Why a bat house? For one thing, bats are a natural form of pest control: a single bat can eat up to 1,000 mosquitoes in an hour. I’ve seen them flying around our pond at dusk, so I know they are already here.
Did you know that over 5 million bats have died from a fungal disease called white-nose syndrome? This disease has decimated bat colonies everywhere, which makes creating a bat habitat that much more important.
I’ll be the first to admit that bats freak me out a little bit, and I usually don’t have a problem with wild animals. We had to remove one a couple of years ago that came down our chimney, and I still remember those sharp little teeth, those wings that were really flaps of skin, and its dark onyx color. Creepy.
Bats are rabies carriers of course, but it turns out that a very low percentage of bats carry rabies. They also don’t live very long after they become infected. I’ve never heard of someone contracting it from a bat. In fact, there is a bridge in Austin, Texas that is home to almost a million bats; it is the largest urban bat colony in the U.S. and there has not been a single bat-biting incident.
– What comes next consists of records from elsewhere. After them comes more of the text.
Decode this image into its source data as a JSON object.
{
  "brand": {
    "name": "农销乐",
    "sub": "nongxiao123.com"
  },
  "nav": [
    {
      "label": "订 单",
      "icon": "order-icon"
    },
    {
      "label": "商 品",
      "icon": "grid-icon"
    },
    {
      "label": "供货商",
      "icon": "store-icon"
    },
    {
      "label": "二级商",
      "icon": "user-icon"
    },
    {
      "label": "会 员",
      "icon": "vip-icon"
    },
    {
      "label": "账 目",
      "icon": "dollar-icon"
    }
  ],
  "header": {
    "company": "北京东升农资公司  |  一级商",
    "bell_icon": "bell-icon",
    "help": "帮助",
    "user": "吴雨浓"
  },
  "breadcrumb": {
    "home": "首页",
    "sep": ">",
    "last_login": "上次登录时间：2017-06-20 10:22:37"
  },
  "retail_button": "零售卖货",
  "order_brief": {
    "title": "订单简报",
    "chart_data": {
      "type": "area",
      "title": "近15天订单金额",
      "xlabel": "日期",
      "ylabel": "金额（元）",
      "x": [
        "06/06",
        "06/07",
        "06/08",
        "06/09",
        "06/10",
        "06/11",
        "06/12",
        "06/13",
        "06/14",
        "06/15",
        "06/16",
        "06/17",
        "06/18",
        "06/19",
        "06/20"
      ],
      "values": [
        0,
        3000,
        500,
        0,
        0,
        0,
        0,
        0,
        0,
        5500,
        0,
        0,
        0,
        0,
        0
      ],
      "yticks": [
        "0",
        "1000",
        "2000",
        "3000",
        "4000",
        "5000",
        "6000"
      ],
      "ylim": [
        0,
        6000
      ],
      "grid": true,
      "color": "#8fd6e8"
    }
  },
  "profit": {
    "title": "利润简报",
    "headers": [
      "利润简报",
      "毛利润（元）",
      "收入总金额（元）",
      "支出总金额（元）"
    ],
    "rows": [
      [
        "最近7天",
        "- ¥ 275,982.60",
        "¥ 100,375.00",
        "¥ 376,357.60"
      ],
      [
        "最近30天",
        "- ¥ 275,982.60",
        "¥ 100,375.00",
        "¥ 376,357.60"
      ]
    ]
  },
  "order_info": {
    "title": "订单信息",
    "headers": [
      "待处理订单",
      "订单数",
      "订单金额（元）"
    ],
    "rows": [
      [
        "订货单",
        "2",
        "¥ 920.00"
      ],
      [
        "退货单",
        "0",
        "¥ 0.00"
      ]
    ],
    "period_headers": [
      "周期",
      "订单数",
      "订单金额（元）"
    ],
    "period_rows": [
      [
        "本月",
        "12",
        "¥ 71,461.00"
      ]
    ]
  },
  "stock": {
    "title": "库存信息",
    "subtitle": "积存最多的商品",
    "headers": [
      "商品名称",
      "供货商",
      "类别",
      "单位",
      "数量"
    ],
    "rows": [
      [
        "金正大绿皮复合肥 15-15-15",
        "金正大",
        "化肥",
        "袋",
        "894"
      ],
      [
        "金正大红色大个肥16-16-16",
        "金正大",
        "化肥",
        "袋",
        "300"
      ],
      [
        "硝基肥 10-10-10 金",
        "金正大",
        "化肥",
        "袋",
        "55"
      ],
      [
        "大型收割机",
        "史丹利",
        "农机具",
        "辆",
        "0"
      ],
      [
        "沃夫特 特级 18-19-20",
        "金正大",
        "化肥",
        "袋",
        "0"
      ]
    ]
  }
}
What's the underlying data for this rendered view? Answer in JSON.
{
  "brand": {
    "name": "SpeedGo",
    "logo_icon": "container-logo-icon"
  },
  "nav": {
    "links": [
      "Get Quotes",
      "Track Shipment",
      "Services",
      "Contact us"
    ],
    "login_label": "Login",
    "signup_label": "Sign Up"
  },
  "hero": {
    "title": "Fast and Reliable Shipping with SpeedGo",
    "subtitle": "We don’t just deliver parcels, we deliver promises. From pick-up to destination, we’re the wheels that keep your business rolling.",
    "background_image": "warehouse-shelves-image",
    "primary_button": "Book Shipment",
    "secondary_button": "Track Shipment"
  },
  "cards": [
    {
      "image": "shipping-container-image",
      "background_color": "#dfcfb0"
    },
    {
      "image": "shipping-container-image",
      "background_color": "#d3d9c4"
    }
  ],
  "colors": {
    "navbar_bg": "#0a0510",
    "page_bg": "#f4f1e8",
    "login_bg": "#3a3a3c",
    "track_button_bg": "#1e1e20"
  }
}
Now I have to think about how I’m going to hang the bat house. I’ve been looking at some bat-house best practices which happen to be confirmed with statistical data. It turns out that a higher percentage of bats prefer their homes mounted on the sides of buildings or poles rather than a tree. They love being near water and in an area that gets adequate sunlight to warm up their homes. The bat house also needs to be around 20 feet high. I think I’m going to find some very large pieces of bamboo and mount the house on that. Currently I’m trying to find something long and thick enough. Pictures to come soon!